Two investigators independently assessed 15 skin conditions studied by GBD 2010 in the NIAMS database for grants issued in 2013. The 15 skin diseases were matched to their respective DALYs from GBD 2010.
Up-to-date evidence about levels and trends in disease and injury incidence, prevalence, and years lived with disability (YLDs) is an essential input into global, regional, and national health policies. In the Global Burden of Disease Study 2013 (GBD 2013), we estimated these quantities for acute and chronic diseases and injuries for 188 countries between 1990 and 2013.
Up-to-date evidence on levels and trends for age-sex-specific all-cause and cause-specific mortality is essential for the formation of global, regional, and national health policies. In the Global Burden of Disease Study 2013 (GBD 2013) we estimated yearly deaths for 188 countries between 1990 and 2013. We used the results to assess whether there is epidemiological convergence across countries.
Measurement of changes in health across locations is useful to compare and contrast changing epidemiological patterns against health system performance and identify specific needs for resource allocation in research, policy development, and program decision-making. Using the Global Burden of Diseases, Injuries, and Risk Factors Study 2016, we drew from two widely used summary measures to monitor such changes in population health: disability-adjusted life years (DALYs) and healthy life expectancy (HALE). We used these measures to track trends and benchmark progress compared with expected trends on the basis of the Socio-demographic Index (SDI).
In 2012, data from GBD 2010 were published, providing results for 1990, 2005, and 2010. Hundreds of collaborators reported summary results for the world and 21 epidemiologic regions, covering 291 diseases and injuries, 1,160 sequelae of these causes, and mortality and burden attributable to 67 risk factors. GBD 2010 addressed a number of major limitations to previous analyses, including strengthening the statistical methods used for estimation and using disability weights derived from surveys of the general population. Metrics produced include leading causes of death, years of life lost, years lived with disability, and disability-adjusted life years (DALYs), which are the years of healthy life lost by a person due to death or disability.

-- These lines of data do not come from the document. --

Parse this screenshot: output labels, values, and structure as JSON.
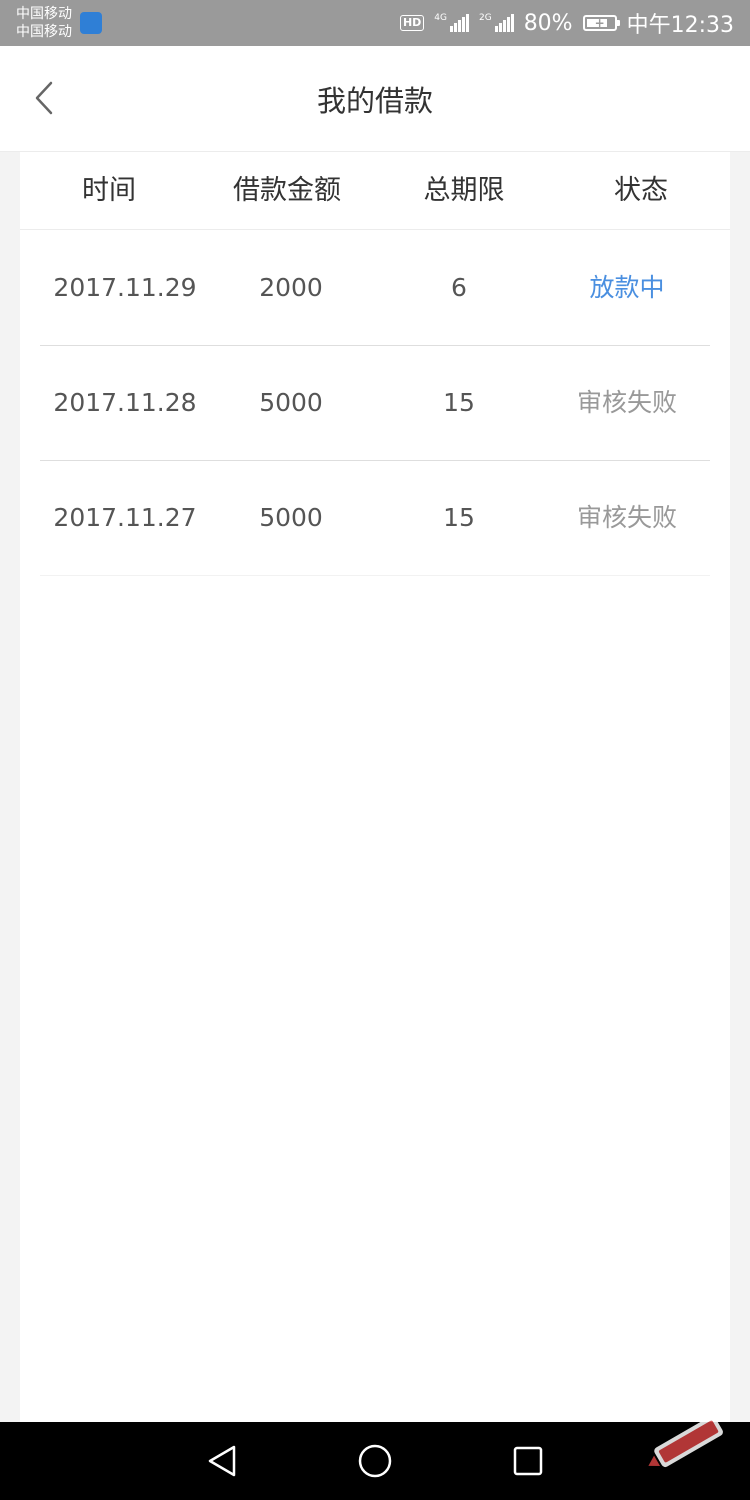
{
  "status_bar": {
    "carrier_1": "中国移动",
    "carrier_2": "中国移动",
    "hd_label": "HD",
    "network_1": "4G",
    "network_2": "2G",
    "battery_percent": "80%",
    "battery_level": 0.8,
    "time": "中午12:33"
  },
  "header": {
    "title": "我的借款",
    "back_icon": "chevron-left-icon"
  },
  "table": {
    "columns": [
      "时间",
      "借款金额",
      "总期限",
      "状态"
    ],
    "rows": [
      {
        "date": "2017.11.29",
        "amount": "2000",
        "term": "6",
        "status": "放款中",
        "status_type": "active"
      },
      {
        "date": "2017.11.28",
        "amount": "5000",
        "term": "15",
        "status": "审核失败",
        "status_type": "fail"
      },
      {
        "date": "2017.11.27",
        "amount": "5000",
        "term": "15",
        "status": "审核失败",
        "status_type": "fail"
      }
    ]
  },
  "colors": {
    "status_active": "#4a8fe0",
    "status_fail": "#999999"
  },
  "nav_bar": {
    "back_icon": "triangle-back-icon",
    "home_icon": "circle-home-icon",
    "recents_icon": "square-recents-icon"
  }
}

The Global Burden of Diseases (GBD) 2017 database permits an up-to-date evaluation of the frequency and burden of diabetes at the state level in Brazil and by type of diabetes. The objective of this report is to describe, using these updated GBD data, the current and projected future burden of diabetes and hyperglycemia in Brazil, as well as its variation over time and space.
In Mexico, evidence from the Global Burden of Disease study plays a central role in guiding health policy. As Secretary of Health of Mexico from 2000 to 2006, Dr. Julio Frenk was the first leader in the country to use Global Burden of Disease (GBD) findings to guide health policy. Burden of Disease research helped shape the package of health services provided to all Mexicans.
Established in 2000, Millennium Development Goal 4 (MDG4) catalyzed extraordinary political, financial, and social commitments to reduce under-5 mortality by two-thirds between 1990 and 2015. At the country level, the pace of progress in improving child survival has varied markedly, highlighting a crucial need to further examine potential drivers of accelerated or slowed decreases in child mortality. The Global Burden of Disease 2015 Study (GBD 2015) provides an analytical framework to comprehensively assess these trends for under-5 mortality, age-specific and cause-specific mortality among children under 5 years, and stillbirths by geography over time.
Understanding how prevalence, incidence, and mortality of motor neuron diseases change over time and by location is crucial for understanding the causes of these disorders and for health care planning. Our aim was to produce estimates of incidence, prevalence, and disability-adjusted life years (DALYs) for motor neuron diseases for 195 countries and territories from 1990 to 2016 as part of the Global Burden of Diseases, Injuries, and Risk Factors Study (GBD) 2016.